Reading: “Now king David was old and stricken in years; and they covered him with clothes, but he gat no heat.” 1 Kings 1:1
In World War I thirteen- and fourteen-year-old boy soldiers were common. While families lobbied against it and governments tried to stop it many recruiting officers promoted this because these young soldiers would go “over the top” with no fear; they thought themselves invincible. Their glory was in their youth and vigour.
The reading today presents to us the reality that the once virile and active king is now going the way of all the earth: his natural strength failed and he was no longer able to attend to public affairs. Though not yet quite seventy, he is described as “old and well stricken in years.” Though blest with a vigorous constitution, the king was thoroughly worn out: among the contributing causes, we may mention the strenuous life he had lived and the heavy domestic grief which had fallen upon him.
Consider years earlier when in youth he stood before the bear and lion, the giant Goliath, the deceitful Saul, and the unrelenting Philistines. But this verse reminds us of what Isaiah said in his prophecy: “Even the youths shall faint and be weary, and the young men shall utterly fall” (Isaiah 40:30).
The day is coming when the strongest will be made weak, the fastest will be made slow, and the sharpest will be made dull. Then we will know the smallness of human strength. Therefore Jeremiah reminds us, “Let not the wise man glory in his wisdom, neither let the mighty man glory in his might, let not the rich man glory in his riches: But let him that glorieth glory in this, that he understandeth and knoweth me, that I am the LORD which exercise lovingkindness, judgment, and righteousness, in the earth: for in these things I delight, saith the LORD” (Jeremiah 9:24).
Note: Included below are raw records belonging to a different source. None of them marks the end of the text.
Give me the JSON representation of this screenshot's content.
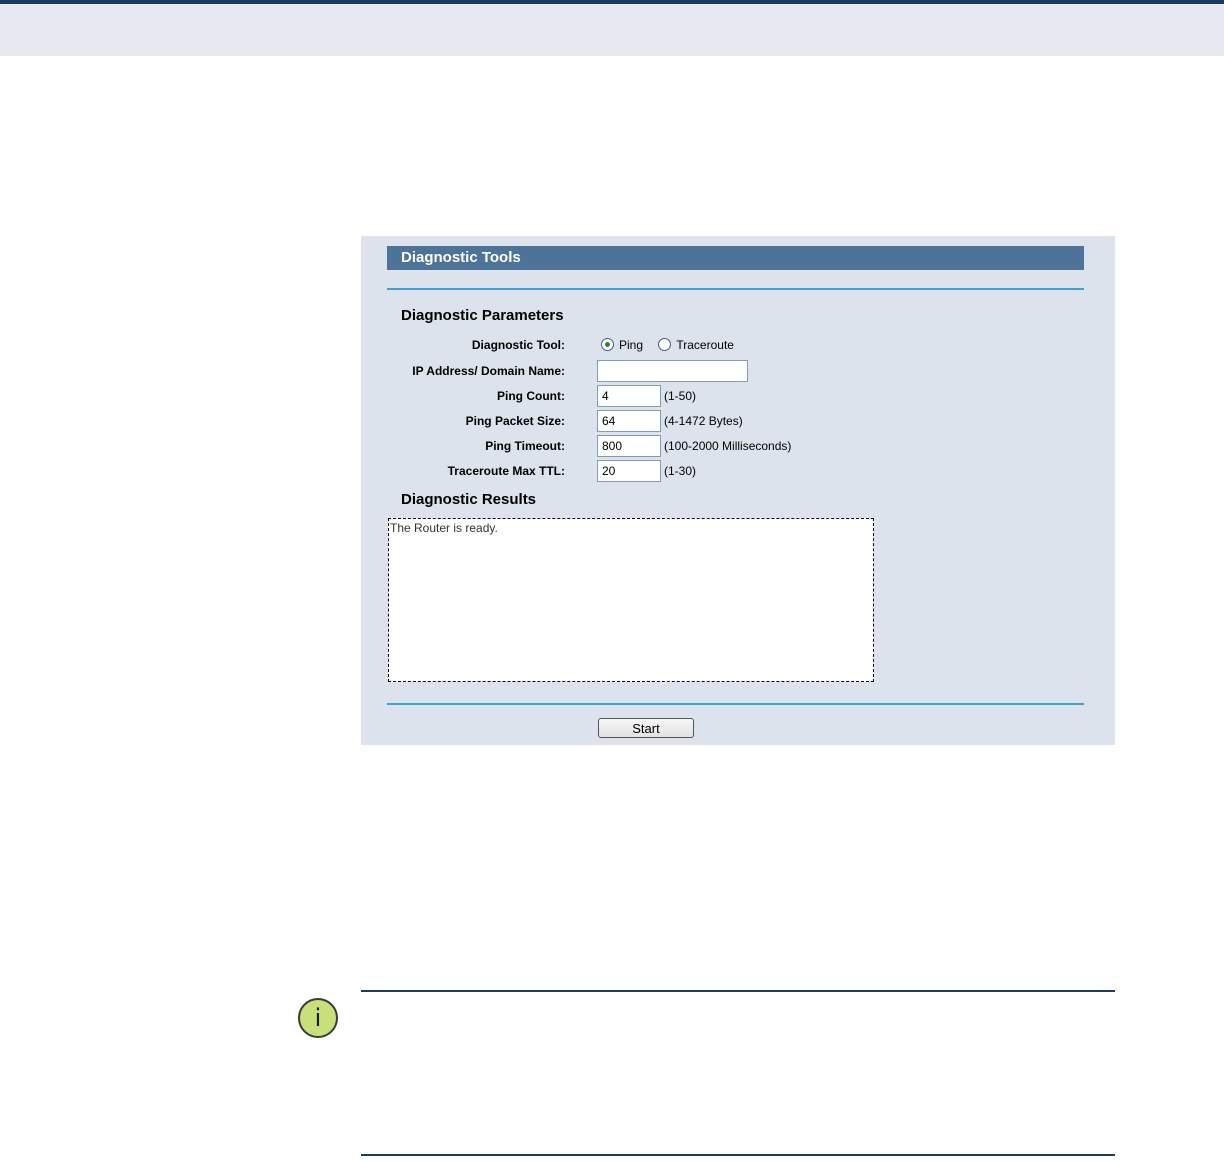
{
  "panel": {
    "title": "Diagnostic Tools",
    "parameters_title": "Diagnostic Parameters",
    "results_title": "Diagnostic Results"
  },
  "form": {
    "tool_label": "Diagnostic Tool:",
    "tool_options": [
      {
        "label": "Ping",
        "selected": true
      },
      {
        "label": "Traceroute",
        "selected": false
      }
    ],
    "ip_label": "IP Address/ Domain Name:",
    "ip_value": "",
    "ping_count_label": "Ping Count:",
    "ping_count_value": "4",
    "ping_count_hint": "(1-50)",
    "packet_size_label": "Ping Packet Size:",
    "packet_size_value": "64",
    "packet_size_hint": "(4-1472 Bytes)",
    "timeout_label": "Ping Timeout:",
    "timeout_value": "800",
    "timeout_hint": "(100-2000 Milliseconds)",
    "ttl_label": "Traceroute Max TTL:",
    "ttl_value": "20",
    "ttl_hint": "(1-30)"
  },
  "results": {
    "text": "The Router is ready."
  },
  "actions": {
    "start_label": "Start"
  },
  "note": {
    "icon": "info-icon",
    "icon_glyph": "i"
  }
}
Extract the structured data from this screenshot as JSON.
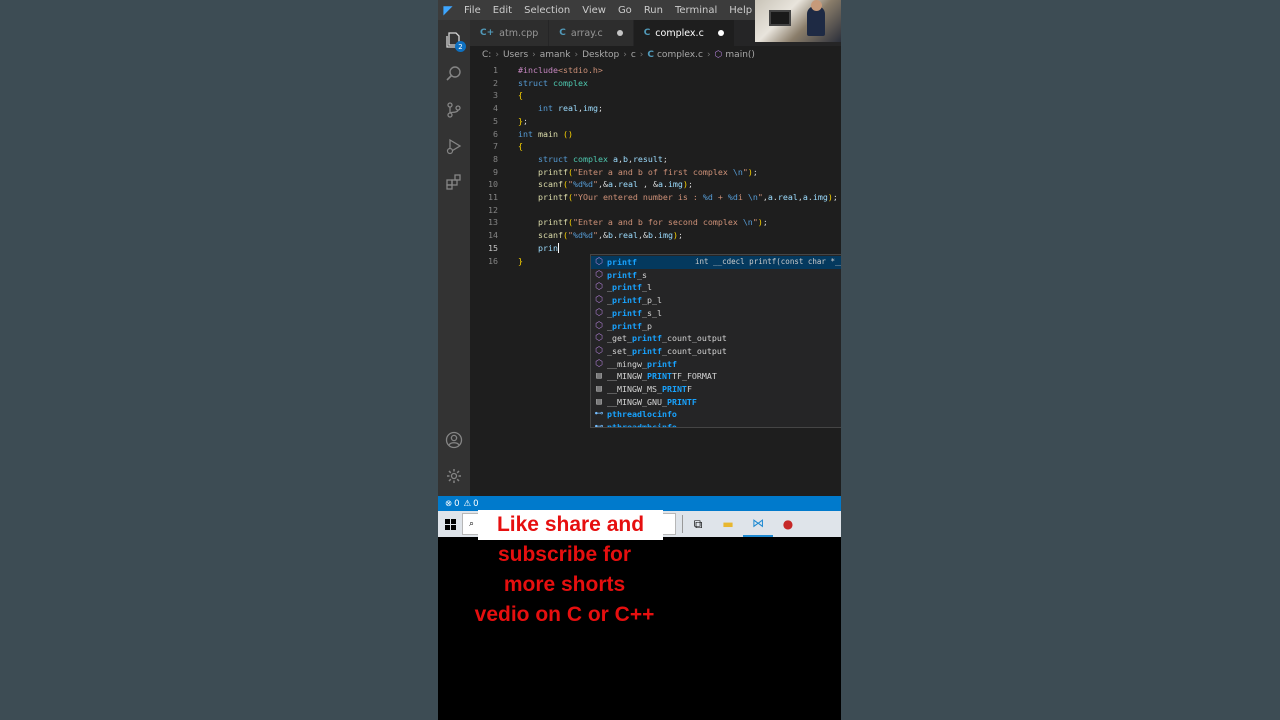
{
  "menu": [
    "File",
    "Edit",
    "Selection",
    "View",
    "Go",
    "Run",
    "Terminal",
    "Help"
  ],
  "activity_badge": "2",
  "tabs": [
    {
      "label": "atm.cpp",
      "glyph": "C+",
      "modified": false,
      "active": false
    },
    {
      "label": "array.c",
      "glyph": "C",
      "modified": true,
      "active": false
    },
    {
      "label": "complex.c",
      "glyph": "C",
      "modified": true,
      "active": true
    }
  ],
  "breadcrumb": {
    "parts": [
      "C:",
      "Users",
      "amank",
      "Desktop",
      "c"
    ],
    "file": "complex.c",
    "symbol": "main()"
  },
  "code_lines": [
    {
      "n": "1",
      "text": "#include<stdio.h>"
    },
    {
      "n": "2",
      "text": "struct complex"
    },
    {
      "n": "3",
      "text": "{"
    },
    {
      "n": "4",
      "text": "    int real,img;"
    },
    {
      "n": "5",
      "text": "};"
    },
    {
      "n": "6",
      "text": "int main ()"
    },
    {
      "n": "7",
      "text": "{"
    },
    {
      "n": "8",
      "text": "    struct complex a,b,result;"
    },
    {
      "n": "9",
      "text": "    printf(\"Enter a and b of first complex \\n\");"
    },
    {
      "n": "10",
      "text": "    scanf(\"%d%d\",&a.real , &a.img);"
    },
    {
      "n": "11",
      "text": "    printf(\"YOur entered number is : %d + %di \\n\",a.real,a.img);"
    },
    {
      "n": "12",
      "text": ""
    },
    {
      "n": "13",
      "text": "    printf(\"Enter a and b for second complex \\n\");"
    },
    {
      "n": "14",
      "text": "    scanf(\"%d%d\",&b.real,&b.img);"
    },
    {
      "n": "15",
      "text": "    prin"
    },
    {
      "n": "16",
      "text": "}"
    }
  ],
  "suggestions": [
    {
      "kind": "method",
      "match": "printf",
      "rest": "",
      "detail": "int __cdecl printf(const char *__restrict__ _Format, ...)",
      "selected": true
    },
    {
      "kind": "method",
      "match": "printf",
      "rest": "_s",
      "prefix": "",
      "detail": ""
    },
    {
      "kind": "method",
      "prefix": "_",
      "match": "printf",
      "rest": "_l",
      "detail": ""
    },
    {
      "kind": "method",
      "prefix": "_",
      "match": "printf",
      "rest": "_p_l",
      "detail": ""
    },
    {
      "kind": "method",
      "prefix": "_",
      "match": "printf",
      "rest": "_s_l",
      "detail": ""
    },
    {
      "kind": "method",
      "prefix": "_",
      "match": "printf",
      "rest": "_p",
      "detail": ""
    },
    {
      "kind": "method",
      "prefix": "_get_",
      "match": "printf",
      "rest": "_count_output",
      "detail": ""
    },
    {
      "kind": "method",
      "prefix": "_set_",
      "match": "printf",
      "rest": "_count_output",
      "detail": ""
    },
    {
      "kind": "method",
      "prefix": "__mingw_",
      "match": "printf",
      "rest": "",
      "detail": ""
    },
    {
      "kind": "constant",
      "prefix": "__MINGW_",
      "match": "PRINT",
      "rest": "TF_FORMAT",
      "detail": ""
    },
    {
      "kind": "constant",
      "prefix": "__MINGW_MS_",
      "match": "PRINT",
      "rest": "F",
      "detail": ""
    },
    {
      "kind": "constant",
      "prefix": "__MINGW_GNU_",
      "match": "PRINTF",
      "rest": "",
      "detail": ""
    },
    {
      "kind": "type",
      "prefix": "",
      "match": "pthreadlocinfo",
      "rest": "",
      "detail": ""
    },
    {
      "kind": "type",
      "prefix": "",
      "match": "pthreadmbcinfo",
      "rest": "",
      "detail": ""
    }
  ],
  "status": {
    "errors": "0",
    "warnings": "0"
  },
  "overlay_lines": [
    "Like share and",
    "subscribe for",
    "more shorts",
    "vedio on C or C++"
  ],
  "colors": {
    "accent": "#007acc",
    "overlay_text": "#e60f0f",
    "editor_bg": "#1e1e1e"
  }
}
O for a thousand tongues to sing
My great Redeemer’s praise,
The glories of my God and King,
The triumphs of His grace! —Charles Wesley